Now the mutton bustin races. Well, these races kind of come off as cute, but I have so-so feelings on this one. Here kids, as young as three, ride sheep and hold on for dear life as long as they can. The sheep tend to run as quickly as they could out of the chute, with most of the kids falling off quite quickly. There was only one sheep that took it’s with the young rider fully embracing the animal. They do wear helmets, and lots of people are nearby. But I don’t know…I guess it’s supposed to promote the bronco riding type of sport for the future, and supposedly many of them continue on. I guess it’s what you are exposed to as a kid. My sons were exposed to baseball, so they play baseball. If you’re exposed to mutton bustin, you become a bull rider?


The best part of the night…the New Zealand meat and cheese pie! Sorry there’s no photo, we ate it too quickly. Flaky crust, meaty meat, and melted cheesiness; warm and tasty down my throat. Yummy.


We decided not to stay for the free Rodeo Dance, and instead waited with the herds to slowly get out, and just as slowly drive out. That’s what cowboys do, drive out the herds.


In comparison, Richard and I both liked the authenticity of the pow wow, whereas the rodeo felt too much like a staged show. Oh, I forgot to mention, I really didn’t like the announcer having the crowd yell out “yee haw” when he mentions “cowboys”, and when he says “native americans”, the crowd is supposed to go “woo woo, woo woo” while moving your hands back and forth in front of your mouth — you know the sound like, when Tommy Boy says “Luke I am your father” in front of the fan. It just didn’t sit right with me, especially in this day and age. Am I getting sensitive in my old age? I think I would have much rather visited a dude ranch type of place and get my hands dirty…
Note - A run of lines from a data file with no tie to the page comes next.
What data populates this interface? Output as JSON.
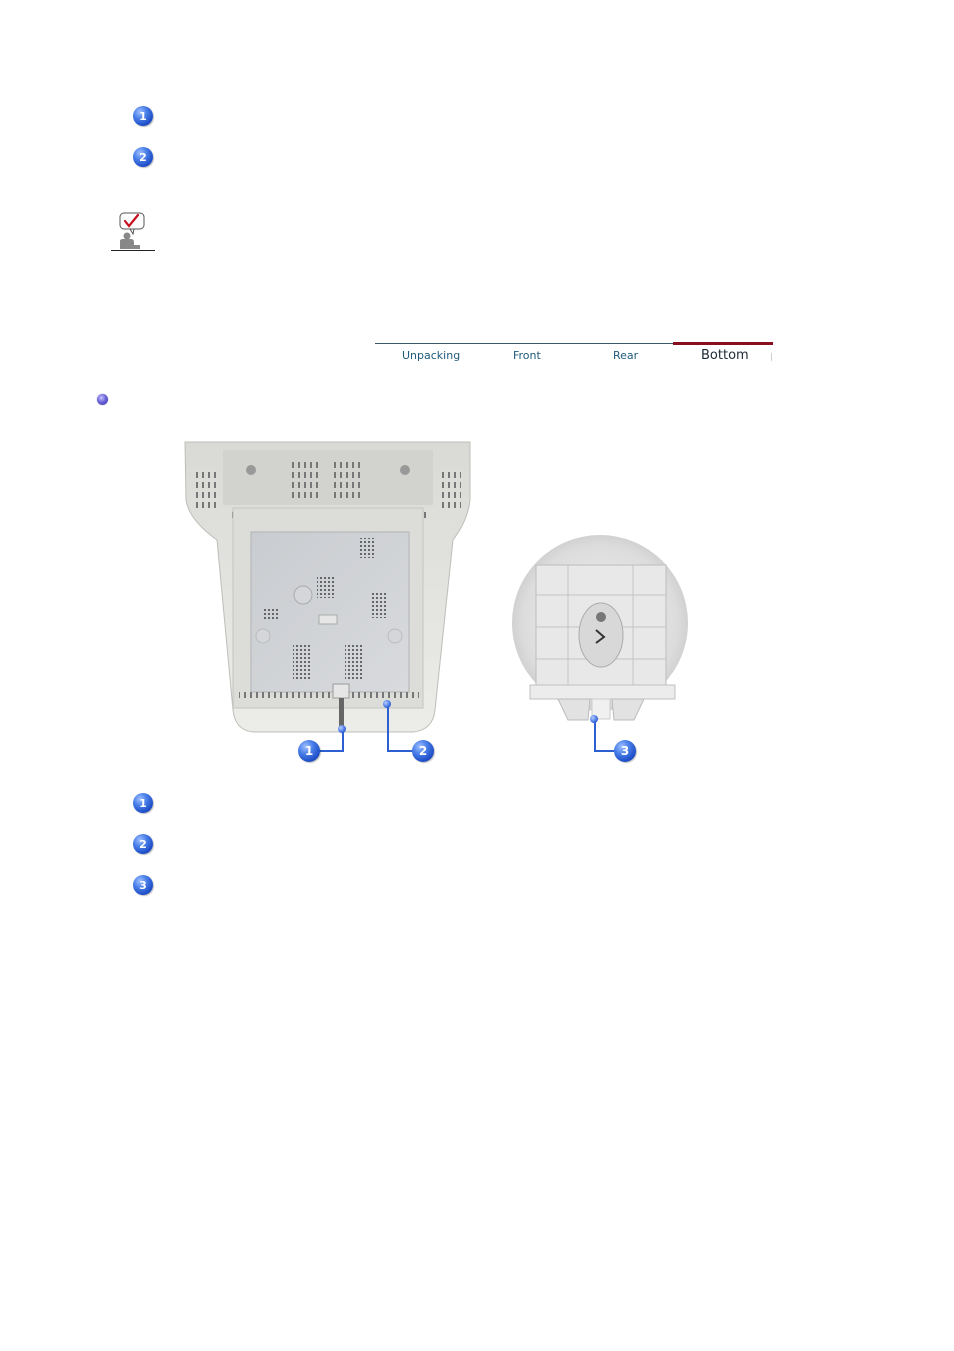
{
  "top_list": {
    "badges": [
      "1",
      "2"
    ]
  },
  "note": {
    "icon": "note-checkmark-person-icon"
  },
  "tabs": [
    {
      "label": "Unpacking",
      "active": false
    },
    {
      "label": "Front",
      "active": false
    },
    {
      "label": "Rear",
      "active": false
    },
    {
      "label": "Bottom",
      "active": true
    }
  ],
  "section": {
    "bullet_icon": "bullet-sphere-icon"
  },
  "figure": {
    "left_image": "monitor-bottom-view",
    "right_image": "monitor-stand-detail",
    "callouts": [
      "1",
      "2",
      "3"
    ]
  },
  "bottom_list": {
    "badges": [
      "1",
      "2",
      "3"
    ]
  },
  "colors": {
    "tab_active_line": "#8a0f1e",
    "tab_line": "#3a5a6a",
    "tab_text": "#1e5a7a",
    "badge_blue": "#2c5fd0"
  }
}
Poway Rodeo, www.powayrodeo.com, $19 general admission, to $60 for Silver Buckle seating with food. Next year’s date is not yet posted.